In 2008, then-Silver Spring resident Aaron J. Lawless received a national award from Glock for his military valor. The gun manufacturer named him its hero of the year, awarding him engraved pistols and honoring him at a gun show in Las Vegas.

Lawless' colleagues at the Silver Spring gun shop where he worked part time recognized him, too, with a small ceremony in honor of his national accolades.

Lawless deserved all the attention, everyone thought, because he had suffered multiple combat injuries in Iraq while serving in the U.S. Marine Corps and U.S. Army, earning a Silver Star, four Purple Hearts and two Bronze Stars.

The problem, federal prosecutors say, is that none of it was true.

Lawless was charged Thursday in federal court in Greenbelt with falsely representing himself to have been awarded decorations and medals.

Lawless, 25, now lives in Nebraska. A phone number for him could not be located and no attorney was listed for him in court records.

In an affidavit filed in court Thursday, prosecutors allege that Lawless told Glock representatives that he suffered combat injuries in Iraq and had received numerous valor awards while he was being considered for the company's annual hero award, which recognizes a service member or law enforcement officer for courage.

He first got in contact with Glock at a March 2007 marketing event at Atlantic Guns in Silver Spring, where he worked part time while undergoing treatment at Walter Reed Medical Center, according to court documents.

Lawless told the Glock manager at the event about his service, including claims that he was struck with shrapnel from a grenade, shot in the buttocks and leg, and hit by improvised explosive devices on two occasions, the documents say.

His colleagues at the gun store backed up his assertions, and the Glock employee helped Lawless submit information to be considered for the hero award, which he ultimately won.

In May, investigators began to receive information that Lawless' claims about his service were false, the affidavit says.
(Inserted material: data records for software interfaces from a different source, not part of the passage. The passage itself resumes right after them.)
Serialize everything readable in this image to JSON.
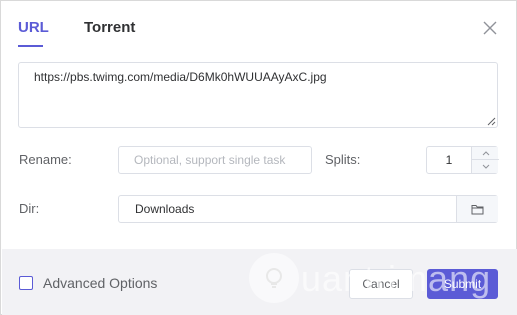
{
  "tabs": [
    {
      "label": "URL",
      "active": true
    },
    {
      "label": "Torrent",
      "active": false
    }
  ],
  "url_field": {
    "value": "https://pbs.twimg.com/media/D6Mk0hWUUAAyAxC.jpg"
  },
  "rename": {
    "label": "Rename:",
    "placeholder": "Optional, support single task"
  },
  "splits": {
    "label": "Splits:",
    "value": "1"
  },
  "dir": {
    "label": "Dir:",
    "value": "Downloads"
  },
  "footer": {
    "advanced_label": "Advanced Options",
    "cancel_label": "Cancel",
    "submit_label": "Submit"
  },
  "watermark": {
    "text": "uantrimang"
  },
  "icons": {
    "close": "close-icon",
    "folder": "folder-icon",
    "step_up": "chevron-up-icon",
    "step_down": "chevron-down-icon",
    "watermark": "lightbulb-icon"
  },
  "colors": {
    "accent": "#5b5bd6",
    "footer_bg": "#f2f2f5",
    "border": "#dcdfe6"
  }
}
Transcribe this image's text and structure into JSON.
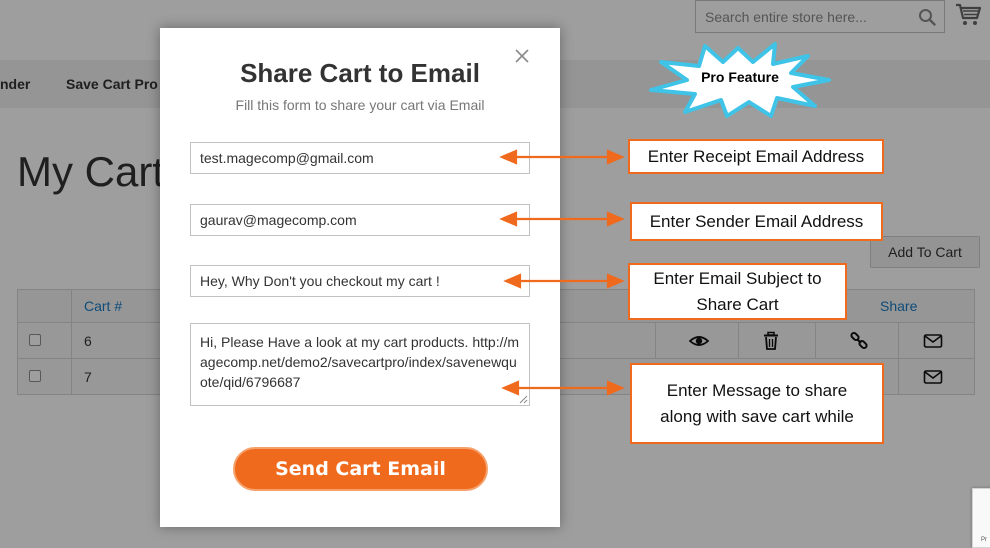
{
  "header": {
    "search_placeholder": "Search entire store here...",
    "icons": [
      "search-icon",
      "cart-icon"
    ]
  },
  "nav": {
    "items": [
      "nder",
      "Save Cart Pro"
    ]
  },
  "page": {
    "title": "My Carts",
    "add_to_cart_label": "Add To Cart"
  },
  "cart_table": {
    "headers": [
      "Cart #",
      "Share"
    ],
    "rows": [
      {
        "cart_number": "6",
        "actions": [
          "eye-icon",
          "trash-icon",
          "link-icon",
          "envelope-icon"
        ]
      },
      {
        "cart_number": "7",
        "actions": [
          "envelope-icon"
        ]
      }
    ]
  },
  "modal": {
    "title": "Share Cart to Email",
    "subtitle": "Fill this form to share your cart via Email",
    "receipt_email": "test.magecomp@gmail.com",
    "sender_email": "gaurav@magecomp.com",
    "subject": "Hey, Why Don't you checkout my cart !",
    "message": "Hi, Please Have a look at my cart products. http://magecomp.net/demo2/savecartpro/index/savenewquote/qid/6796687",
    "send_button": "Send Cart Email"
  },
  "annotations": {
    "pro_feature": "Pro Feature",
    "receipt": "Enter Receipt Email Address",
    "sender": "Enter Sender Email Address",
    "subject_line1": "Enter Email Subject to",
    "subject_line2": "Share Cart",
    "message_line1": "Enter Message to share",
    "message_line2": "along with save cart while"
  },
  "colors": {
    "accent_orange": "#f06a1e",
    "link_blue": "#1979c3",
    "starburst_cyan": "#3fc4e8"
  }
}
A review of his military records found that Lawless served in the Marines for just 35 days and received no awards, according to the affidavit. He then served in the Army for more than three years, but did not receive the Purple Hearts, Bronze Stars and other medals he claimed. Court documents say Lawless never suffered a combat injury and was at Walter Reed for severe headaches and memory loss caused by a pre-existing brain lesion.